FRANKFURT -- The German automobile industry association VDA said Tuesday that new-car registrations in Europe's largest economy fell 3 percent last month, although export demand continued to bolster production.
The group said new-car registrations in Germany slipped to 237,000 vehicles last month, while production rose 1 percent to 410,800 units helped by exports, which were up 3 percent.
"Despite new models and significant buyer incentives, car manufacturers have not succeeded in stopping the 3-year old downward sales trend (in Germany)," the association said in a statement.
VDA has said 2003 is likely to be another tough year for German carmakers, with stagnant demand at home and a contraction in the world's biggest car market, the United States. It expects flat car registrations in Germany over the year as a whole of around 3.25 million vehicles.
Although market downturns tend to affect volume manufacturers before premium brands, luxury makers such as BMW and Mercedes also have begun to feel the pinch in recent months as the economic downturn bites.
BMW said earlier Tuesday that it had sold 7.5 percent fewer of its BMW brand cars in January than in the same month last year, partly due to a weak point in its product cycle.
Mercedes, the luxury unit of DaimlerChrysler, said Thursday that sales of its Mercedes brand passenger cars edged up just 1 percent to 81,100 vehicles in January.
The latest data from VDA backs up a grim assessment of the car market in Germany and in Europe as a whole.
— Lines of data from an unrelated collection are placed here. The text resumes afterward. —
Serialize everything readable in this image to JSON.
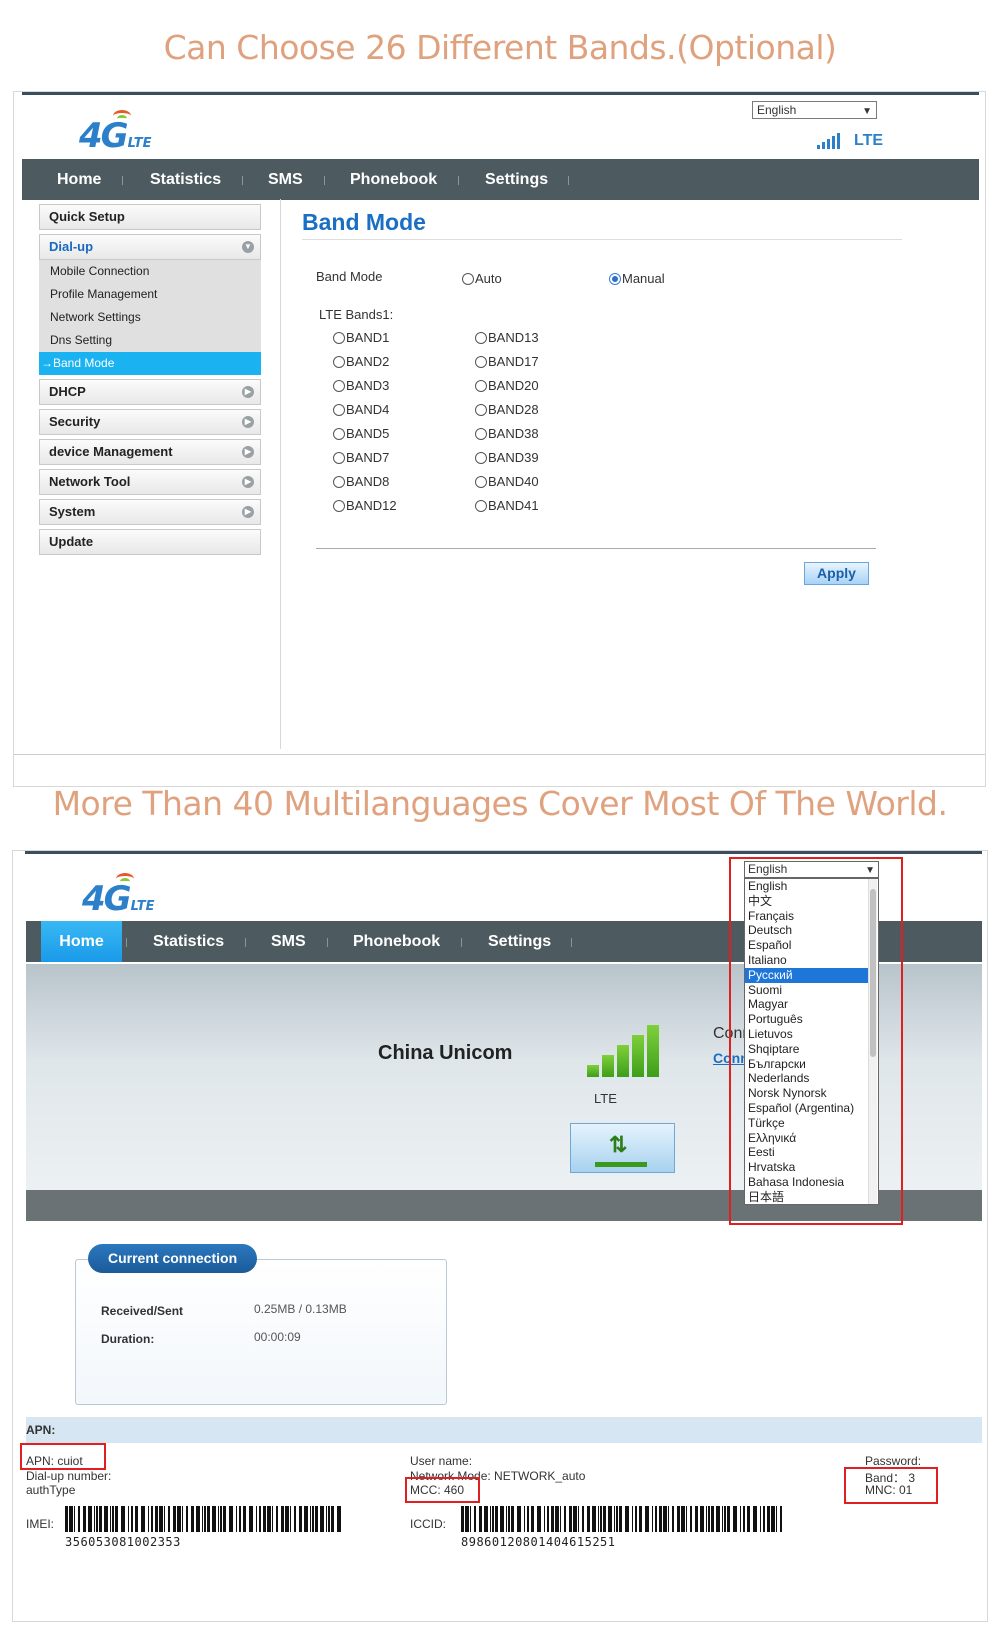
{
  "headline1": "Can Choose 26 Different Bands.(Optional)",
  "headline2": "More Than 40 Multilanguages Cover Most Of The World.",
  "logo": {
    "text": "4G",
    "sub": "LTE"
  },
  "language_selected": "English",
  "signal_label": "LTE",
  "nav": [
    "Home",
    "Statistics",
    "SMS",
    "Phonebook",
    "Settings"
  ],
  "sidebar": {
    "quick_setup": "Quick Setup",
    "dialup": "Dial-up",
    "dialup_sub": [
      "Mobile Connection",
      "Profile Management",
      "Network Settings",
      "Dns Setting"
    ],
    "band_mode_active": "→Band Mode",
    "dhcp": "DHCP",
    "security": "Security",
    "device_mgmt": "device Management",
    "network_tool": "Network Tool",
    "system": "System",
    "update": "Update"
  },
  "band_mode": {
    "title": "Band Mode",
    "mode_label": "Band Mode",
    "auto": "Auto",
    "manual": "Manual",
    "selected": "Manual",
    "lte_bands_label": "LTE Bands1:",
    "bands_col1": [
      "BAND1",
      "BAND2",
      "BAND3",
      "BAND4",
      "BAND5",
      "BAND7",
      "BAND8",
      "BAND12"
    ],
    "bands_col2": [
      "BAND13",
      "BAND17",
      "BAND20",
      "BAND28",
      "BAND38",
      "BAND39",
      "BAND40",
      "BAND41"
    ],
    "apply": "Apply"
  },
  "status": {
    "carrier": "China Unicom",
    "network": "LTE",
    "connected_text": "Connecte",
    "connection_link": "Connectio",
    "current_connection": "Current connection",
    "received_sent_label": "Received/Sent",
    "received_sent_value": "0.25MB /  0.13MB",
    "duration_label": "Duration:",
    "duration_value": "00:00:09"
  },
  "apn": {
    "section": "APN:",
    "apn": "APN: cuiot",
    "dialup_number": "Dial-up number:",
    "auth_type": "authType",
    "user_name": "User name:",
    "network_mode": "Network Mode: NETWORK_auto",
    "mcc": "MCC:  460",
    "password": "Password:",
    "band": "Band：  3",
    "mnc": "MNC:  01",
    "imei_label": "IMEI:",
    "imei": "356053081002353",
    "iccid_label": "ICCID:",
    "iccid": "89860120801404615251"
  },
  "languages": [
    "English",
    "中文",
    "Français",
    "Deutsch",
    "Español",
    "Italiano",
    "Русский",
    "Suomi",
    "Magyar",
    "Português",
    "Lietuvos",
    "Shqiptare",
    "Български",
    "Nederlands",
    "Norsk Nynorsk",
    "Español (Argentina)",
    "Türkçe",
    "Ελληνικά",
    "Eesti",
    "Hrvatska",
    "Bahasa Indonesia",
    "日本語"
  ],
  "language_highlighted": "Русский",
  "colors": {
    "brand_blue": "#1a6fc4",
    "nav_bg": "#4d5a5f",
    "active_cyan": "#1ab2f0",
    "headline": "#e0a27e",
    "highlight_red": "#e02020"
  }
}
According to U.K. forecaster JD-Power LMC, car sales in Western Europe slumped 6.8 percent last month due to the unpromising economic environment, while sales in the region's biggest car market, Germany, slipped more than 5 percent.